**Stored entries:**
⟨

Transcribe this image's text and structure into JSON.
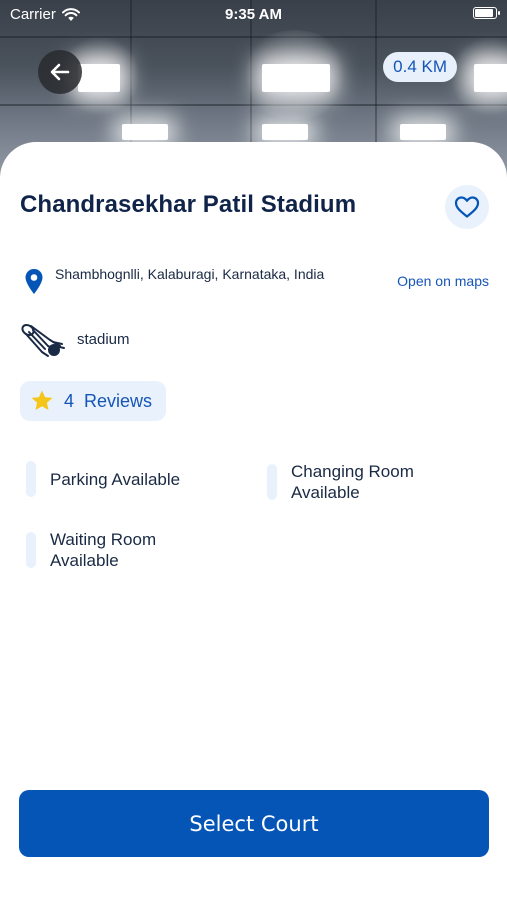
{
  "status_bar": {
    "carrier": "Carrier",
    "time": "9:35 AM"
  },
  "header": {
    "distance": "0.4 KM"
  },
  "venue": {
    "name": "Chandrasekhar Patil Stadium",
    "address": "Shambhognlli, Kalaburagi, Karnataka, India",
    "open_maps": "Open on maps",
    "sport": "stadium"
  },
  "reviews": {
    "count": "4",
    "label": "Reviews"
  },
  "amenities": [
    {
      "label": "Parking Available"
    },
    {
      "label": "Changing Room Available"
    },
    {
      "label": "Waiting Room Available"
    }
  ],
  "footer": {
    "select_label": "Select Court"
  },
  "colors": {
    "primary": "#0555b7",
    "accent": "#1655b8",
    "pill_bg": "#e8f1fc",
    "title": "#10244a",
    "star": "#f5c518"
  },
  "icons": {
    "back": "arrow-left-icon",
    "favorite": "heart-outline-icon",
    "location": "map-pin-icon",
    "sport": "shuttlecock-icon",
    "rating": "star-icon"
  }
}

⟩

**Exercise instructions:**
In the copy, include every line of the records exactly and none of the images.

**Response below:**
Transcribe this image's text and structure into JSON.
{
  "status_bar": {
    "carrier": "Carrier",
    "time": "9:35 AM"
  },
  "header": {
    "distance": "0.4 KM"
  },
  "venue": {
    "name": "Chandrasekhar Patil Stadium",
    "address": "Shambhognlli, Kalaburagi, Karnataka, India",
    "open_maps": "Open on maps",
    "sport": "stadium"
  },
  "reviews": {
    "count": "4",
    "label": "Reviews"
  },
  "amenities": [
    {
      "label": "Parking Available"
    },
    {
      "label": "Changing Room Available"
    },
    {
      "label": "Waiting Room Available"
    }
  ],
  "footer": {
    "select_label": "Select Court"
  },
  "colors": {
    "primary": "#0555b7",
    "accent": "#1655b8",
    "pill_bg": "#e8f1fc",
    "title": "#10244a",
    "star": "#f5c518"
  },
  "icons": {
    "back": "arrow-left-icon",
    "favorite": "heart-outline-icon",
    "location": "map-pin-icon",
    "sport": "shuttlecock-icon",
    "rating": "star-icon"
  }
}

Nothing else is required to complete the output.